• _Work required_: What is needed is an exact copy of the entries below, with the pictures left out.

====

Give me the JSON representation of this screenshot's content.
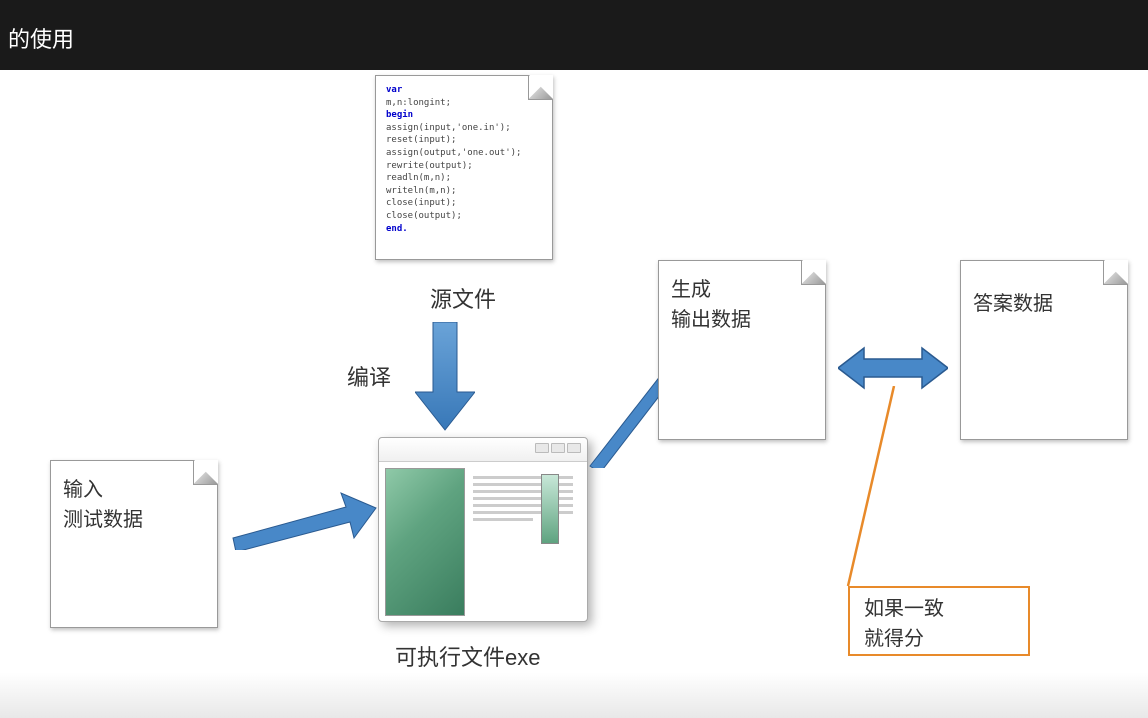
{
  "header": {
    "title": "的使用"
  },
  "diagram": {
    "source_code": {
      "lines": [
        {
          "t": "var",
          "cls": "kw"
        },
        {
          "t": "m,n:longint;",
          "cls": ""
        },
        {
          "t": "begin",
          "cls": "kw"
        },
        {
          "t": "  assign(input,'one.in');",
          "cls": ""
        },
        {
          "t": "  reset(input);",
          "cls": ""
        },
        {
          "t": "  assign(output,'one.out');",
          "cls": ""
        },
        {
          "t": "  rewrite(output);",
          "cls": ""
        },
        {
          "t": "  readln(m,n);",
          "cls": ""
        },
        {
          "t": "  writeln(m,n);",
          "cls": ""
        },
        {
          "t": "  close(input);",
          "cls": ""
        },
        {
          "t": "  close(output);",
          "cls": ""
        },
        {
          "t": "end.",
          "cls": "kw"
        }
      ]
    },
    "labels": {
      "source_file": "源文件",
      "compile": "编译",
      "executable": "可执行文件exe",
      "input_data_l1": "输入",
      "input_data_l2": "测试数据",
      "output_l1": "生成",
      "output_l2": "输出数据",
      "answer": "答案数据",
      "callout_l1": "如果一致",
      "callout_l2": "就得分"
    }
  }
}
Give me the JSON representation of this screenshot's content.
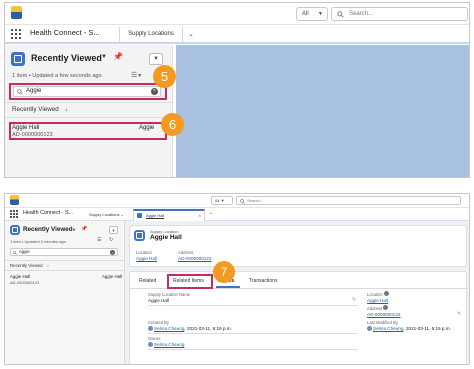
{
  "shot1": {
    "search_scope": "All",
    "global_search_placeholder": "Search...",
    "app_name": "Health Connect - S...",
    "tab": "Supply Locations",
    "list_view": {
      "title": "Recently Viewed",
      "subtitle": "1 item • Updated a few seconds ago",
      "search_value": "Aggie",
      "column_header": "Recently Viewed",
      "sort_arrow": "↓",
      "row": {
        "name": "Aggie Hall",
        "id": "AD-0000000123",
        "right_label": "Aggie"
      }
    },
    "badges": [
      "5",
      "6"
    ]
  },
  "shot2": {
    "search_scope": "All",
    "global_search_placeholder": "Search...",
    "app_name": "Health Connect - S...",
    "tabs": [
      "Supply Locations",
      "Aggie Hall"
    ],
    "list_view": {
      "title": "Recently Viewed",
      "subtitle": "1 item • Updated 5 minutes ago",
      "search_value": "Aggie",
      "column_header": "Recently Viewed",
      "sort_arrow": "↓",
      "row": {
        "name": "Aggie Hall",
        "id": "AD-0000000123",
        "right_label": "Aggie Hall"
      }
    },
    "record": {
      "object_label": "Supply Location",
      "name": "Aggie Hall",
      "highlights": [
        {
          "label": "Location",
          "value": "Aggie Hall"
        },
        {
          "label": "Address",
          "value": "AD-0000000123"
        }
      ],
      "tabs": [
        "Related",
        "Related Items",
        "Details",
        "Transactions"
      ],
      "fields_left": [
        {
          "label": "Supply Location Name",
          "value": "Aggie Hall"
        },
        {
          "label": "Created By",
          "value": "Selma Cheung",
          "extra": "2021-03-11, 6:19 p.m."
        },
        {
          "label": "Owner",
          "value": "Selma Cheung"
        }
      ],
      "fields_right": [
        {
          "label": "Location",
          "value": "Aggie Hall"
        },
        {
          "label": "Address",
          "value": "AD-0000000123"
        },
        {
          "label": "Last Modified By",
          "value": "Selma Cheung",
          "extra": "2021-03-11, 6:19 p.m."
        }
      ]
    },
    "badge": "7"
  },
  "colors": {
    "highlight_box": "#c22e63",
    "badge": "#f39a20",
    "brand_blue": "#3e73c2",
    "backdrop": "#a9c1e0"
  }
}
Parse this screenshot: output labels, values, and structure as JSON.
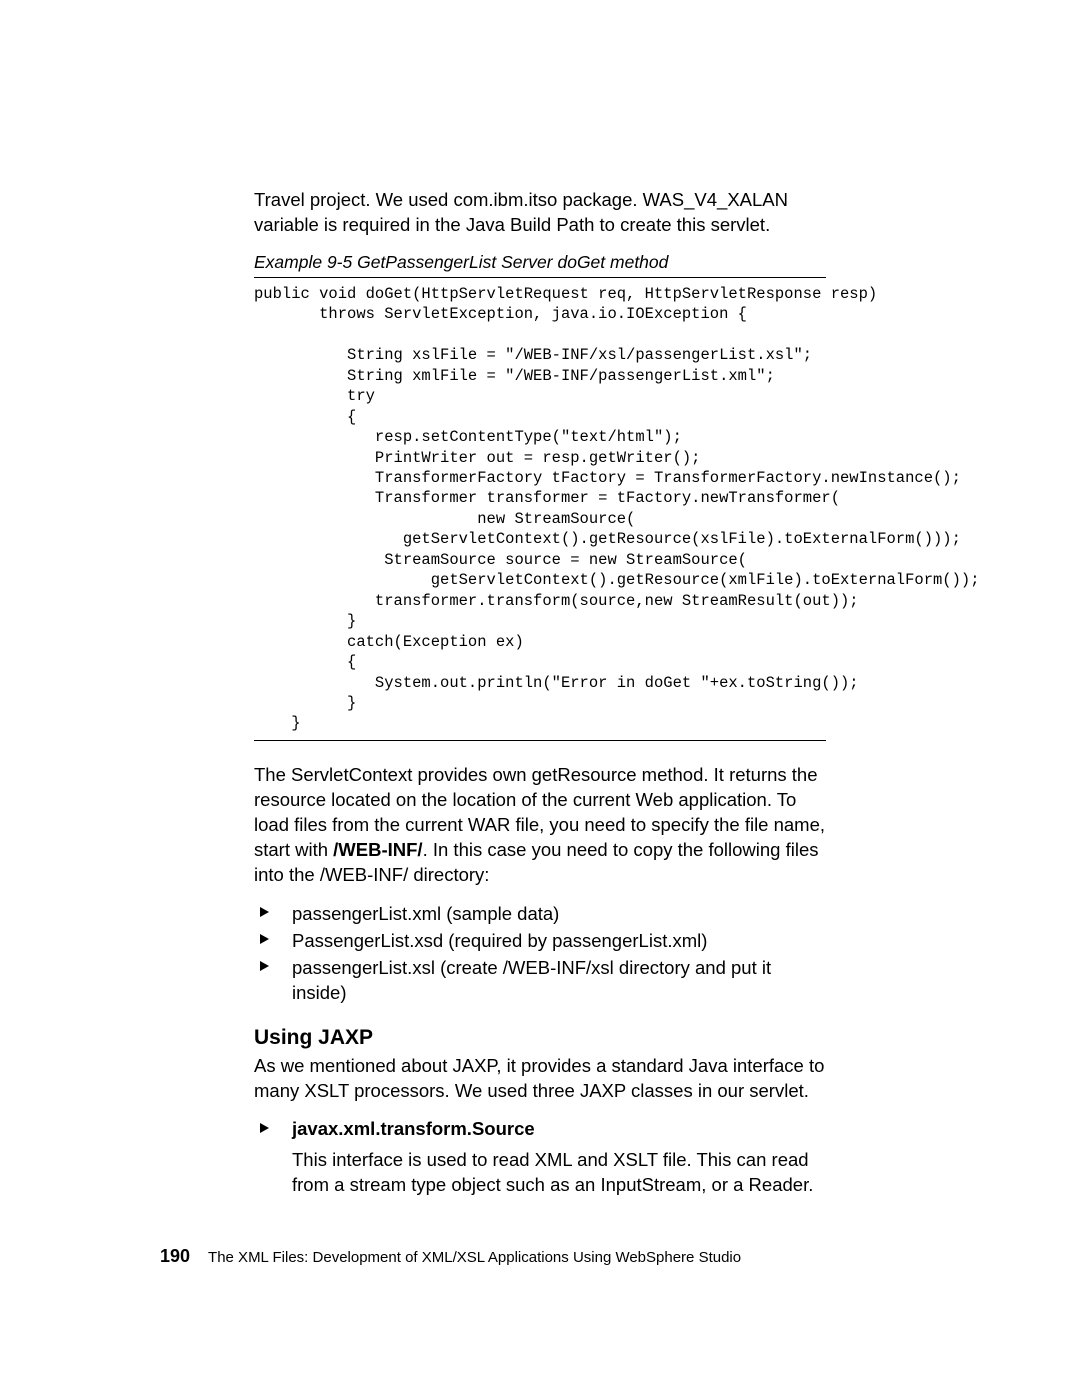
{
  "intro": {
    "p1a": "Travel project. We used com.ibm.itso package. WAS_V4_XALAN variable is required in the Java Build Path to create this servlet."
  },
  "example_caption": "Example 9-5   GetPassengerList Server doGet method",
  "code": "public void doGet(HttpServletRequest req, HttpServletResponse resp)\n       throws ServletException, java.io.IOException {\n\n          String xslFile = \"/WEB-INF/xsl/passengerList.xsl\";\n          String xmlFile = \"/WEB-INF/passengerList.xml\";\n          try\n          {\n             resp.setContentType(\"text/html\");\n             PrintWriter out = resp.getWriter();\n             TransformerFactory tFactory = TransformerFactory.newInstance();\n             Transformer transformer = tFactory.newTransformer(\n                        new StreamSource(\n                getServletContext().getResource(xslFile).toExternalForm()));\n              StreamSource source = new StreamSource(\n                   getServletContext().getResource(xmlFile).toExternalForm());\n             transformer.transform(source,new StreamResult(out));\n          }\n          catch(Exception ex)\n          {\n             System.out.println(\"Error in doGet \"+ex.toString());\n          }\n    }",
  "para2_a": "The ServletContext provides own getResource method. It returns the resource located on the location of the current Web application. To load files from the current WAR file, you need to specify the file name, start with ",
  "para2_bold": "/WEB-INF/",
  "para2_b": ". In this case you need to copy the following files into the /WEB-INF/ directory:",
  "files": [
    "passengerList.xml (sample data)",
    "PassengerList.xsd (required by passengerList.xml)",
    "passengerList.xsl (create /WEB-INF/xsl directory and put it inside)"
  ],
  "heading": "Using JAXP",
  "para3": "As we mentioned about JAXP, it provides a standard Java interface to many XSLT processors. We used three JAXP classes in our servlet.",
  "jaxp_item_title": "javax.xml.transform.Source",
  "jaxp_item_desc": "This interface is used to read XML and XSLT file. This can read from a stream type object such as an InputStream, or a Reader.",
  "footer": {
    "page": "190",
    "title": "The XML Files:  Development of XML/XSL Applications Using WebSphere Studio"
  }
}
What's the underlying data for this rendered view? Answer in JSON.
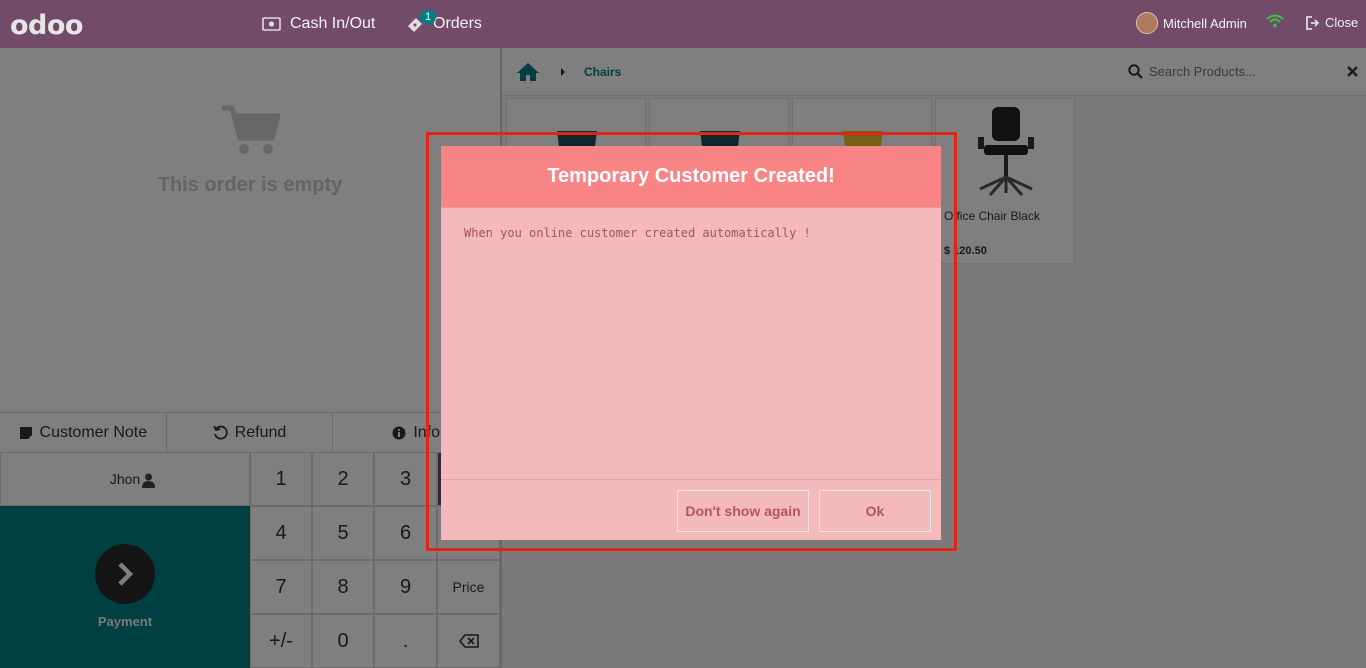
{
  "topbar": {
    "logo": "odoo",
    "cash_label": "Cash In/Out",
    "orders_label": "Orders",
    "orders_badge": "1",
    "user_name": "Mitchell Admin",
    "close_label": "Close"
  },
  "order": {
    "empty_text": "This order is empty"
  },
  "controls": {
    "customer_note": "Customer Note",
    "refund": "Refund",
    "info": "Info"
  },
  "pad": {
    "customer": "Jhon",
    "payment": "Payment",
    "keys": [
      "1",
      "2",
      "3",
      "",
      "4",
      "5",
      "6",
      "",
      "7",
      "8",
      "9",
      "Price",
      "+/-",
      "0",
      ".",
      ""
    ]
  },
  "breadcrumb": {
    "category": "Chairs"
  },
  "search": {
    "placeholder": "Search Products..."
  },
  "products": [
    {
      "name": "",
      "price": "",
      "color": "#1f4e5a"
    },
    {
      "name": "",
      "price": "",
      "color": "#1f4e5a"
    },
    {
      "name": "",
      "price": "",
      "color": "#e6c229"
    },
    {
      "name": "Office Chair Black",
      "price": "$ 120.50",
      "color": "#222222"
    }
  ],
  "dialog": {
    "title": "Temporary Customer Created!",
    "message": "When you online customer created automatically !",
    "dont_show": "Don't show again",
    "ok": "Ok"
  },
  "colors": {
    "brand": "#714b67",
    "teal": "#017e84",
    "dialog_header": "#f98485",
    "highlight": "#e2231a"
  }
}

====

• _Answer to the problem_:
Give me the JSON representation of this screenshot's content.
{
  "header": {
    "title": "的使用"
  },
  "diagram": {
    "source_code": {
      "lines": [
        {
          "t": "var",
          "cls": "kw"
        },
        {
          "t": "m,n:longint;",
          "cls": ""
        },
        {
          "t": "begin",
          "cls": "kw"
        },
        {
          "t": "  assign(input,'one.in');",
          "cls": ""
        },
        {
          "t": "  reset(input);",
          "cls": ""
        },
        {
          "t": "  assign(output,'one.out');",
          "cls": ""
        },
        {
          "t": "  rewrite(output);",
          "cls": ""
        },
        {
          "t": "  readln(m,n);",
          "cls": ""
        },
        {
          "t": "  writeln(m,n);",
          "cls": ""
        },
        {
          "t": "  close(input);",
          "cls": ""
        },
        {
          "t": "  close(output);",
          "cls": ""
        },
        {
          "t": "end.",
          "cls": "kw"
        }
      ]
    },
    "labels": {
      "source_file": "源文件",
      "compile": "编译",
      "executable": "可执行文件exe",
      "input_data_l1": "输入",
      "input_data_l2": "测试数据",
      "output_l1": "生成",
      "output_l2": "输出数据",
      "answer": "答案数据",
      "callout_l1": "如果一致",
      "callout_l2": "就得分"
    }
  }
}
Give me the JSON representation of this screenshot's content.
{
  "shot1": {
    "search_scope": "All",
    "global_search_placeholder": "Search...",
    "app_name": "Health Connect - S...",
    "tab": "Supply Locations",
    "list_view": {
      "title": "Recently Viewed",
      "subtitle": "1 item • Updated a few seconds ago",
      "search_value": "Aggie",
      "column_header": "Recently Viewed",
      "sort_arrow": "↓",
      "row": {
        "name": "Aggie Hall",
        "id": "AD-0000000123",
        "right_label": "Aggie"
      }
    },
    "badges": [
      "5",
      "6"
    ]
  },
  "shot2": {
    "search_scope": "All",
    "global_search_placeholder": "Search...",
    "app_name": "Health Connect - S...",
    "tabs": [
      "Supply Locations",
      "Aggie Hall"
    ],
    "list_view": {
      "title": "Recently Viewed",
      "subtitle": "1 item • Updated 5 minutes ago",
      "search_value": "Aggie",
      "column_header": "Recently Viewed",
      "sort_arrow": "↓",
      "row": {
        "name": "Aggie Hall",
        "id": "AD-0000000123",
        "right_label": "Aggie Hall"
      }
    },
    "record": {
      "object_label": "Supply Location",
      "name": "Aggie Hall",
      "highlights": [
        {
          "label": "Location",
          "value": "Aggie Hall"
        },
        {
          "label": "Address",
          "value": "AD-0000000123"
        }
      ],
      "tabs": [
        "Related",
        "Related Items",
        "Details",
        "Transactions"
      ],
      "fields_left": [
        {
          "label": "Supply Location Name",
          "value": "Aggie Hall"
        },
        {
          "label": "Created By",
          "value": "Selma Cheung",
          "extra": "2021-03-11, 6:19 p.m."
        },
        {
          "label": "Owner",
          "value": "Selma Cheung"
        }
      ],
      "fields_right": [
        {
          "label": "Location",
          "value": "Aggie Hall"
        },
        {
          "label": "Address",
          "value": "AD-0000000123"
        },
        {
          "label": "Last Modified By",
          "value": "Selma Cheung",
          "extra": "2021-03-11, 6:19 p.m."
        }
      ]
    },
    "badge": "7"
  },
  "colors": {
    "highlight_box": "#c22e63",
    "badge": "#f39a20",
    "brand_blue": "#3e73c2",
    "backdrop": "#a9c1e0"
  }
}
Parse this screenshot: output labels, values, and structure as JSON.
{
  "intro": {
    "p1a": "Travel project. We used com.ibm.itso package. WAS_V4_XALAN variable is required in the Java Build Path to create this servlet."
  },
  "example_caption": "Example 9-5   GetPassengerList Server doGet method",
  "code": "public void doGet(HttpServletRequest req, HttpServletResponse resp)\n       throws ServletException, java.io.IOException {\n\n          String xslFile = \"/WEB-INF/xsl/passengerList.xsl\";\n          String xmlFile = \"/WEB-INF/passengerList.xml\";\n          try\n          {\n             resp.setContentType(\"text/html\");\n             PrintWriter out = resp.getWriter();\n             TransformerFactory tFactory = TransformerFactory.newInstance();\n             Transformer transformer = tFactory.newTransformer(\n                        new StreamSource(\n                getServletContext().getResource(xslFile).toExternalForm()));\n              StreamSource source = new StreamSource(\n                   getServletContext().getResource(xmlFile).toExternalForm());\n             transformer.transform(source,new StreamResult(out));\n          }\n          catch(Exception ex)\n          {\n             System.out.println(\"Error in doGet \"+ex.toString());\n          }\n    }",
  "para2_a": "The ServletContext provides own getResource method. It returns the resource located on the location of the current Web application. To load files from the current WAR file, you need to specify the file name, start with ",
  "para2_bold": "/WEB-INF/",
  "para2_b": ". In this case you need to copy the following files into the /WEB-INF/ directory:",
  "files": [
    "passengerList.xml (sample data)",
    "PassengerList.xsd (required by passengerList.xml)",
    "passengerList.xsl (create /WEB-INF/xsl directory and put it inside)"
  ],
  "heading": "Using JAXP",
  "para3": "As we mentioned about JAXP, it provides a standard Java interface to many XSLT processors. We used three JAXP classes in our servlet.",
  "jaxp_item_title": "javax.xml.transform.Source",
  "jaxp_item_desc": "This interface is used to read XML and XSLT file. This can read from a stream type object such as an InputStream, or a Reader.",
  "footer": {
    "page": "190",
    "title": "The XML Files:  Development of XML/XSL Applications Using WebSphere Studio"
  }
}
What's the underlying data for this rendered view? Answer in JSON.
{
  "topbar": {
    "logo": "odoo",
    "cash_label": "Cash In/Out",
    "orders_label": "Orders",
    "orders_badge": "1",
    "user_name": "Mitchell Admin",
    "close_label": "Close"
  },
  "order": {
    "empty_text": "This order is empty"
  },
  "controls": {
    "customer_note": "Customer Note",
    "refund": "Refund",
    "info": "Info"
  },
  "pad": {
    "customer": "Jhon",
    "payment": "Payment",
    "keys": [
      "1",
      "2",
      "3",
      "",
      "4",
      "5",
      "6",
      "",
      "7",
      "8",
      "9",
      "Price",
      "+/-",
      "0",
      ".",
      ""
    ]
  },
  "breadcrumb": {
    "category": "Chairs"
  },
  "search": {
    "placeholder": "Search Products..."
  },
  "products": [
    {
      "name": "",
      "price": "",
      "color": "#1f4e5a"
    },
    {
      "name": "",
      "price": "",
      "color": "#1f4e5a"
    },
    {
      "name": "",
      "price": "",
      "color": "#e6c229"
    },
    {
      "name": "Office Chair Black",
      "price": "$ 120.50",
      "color": "#222222"
    }
  ],
  "dialog": {
    "title": "Temporary Customer Created!",
    "message": "When you online customer created automatically !",
    "dont_show": "Don't show again",
    "ok": "Ok"
  },
  "colors": {
    "brand": "#714b67",
    "teal": "#017e84",
    "dialog_header": "#f98485",
    "highlight": "#e2231a"
  }
}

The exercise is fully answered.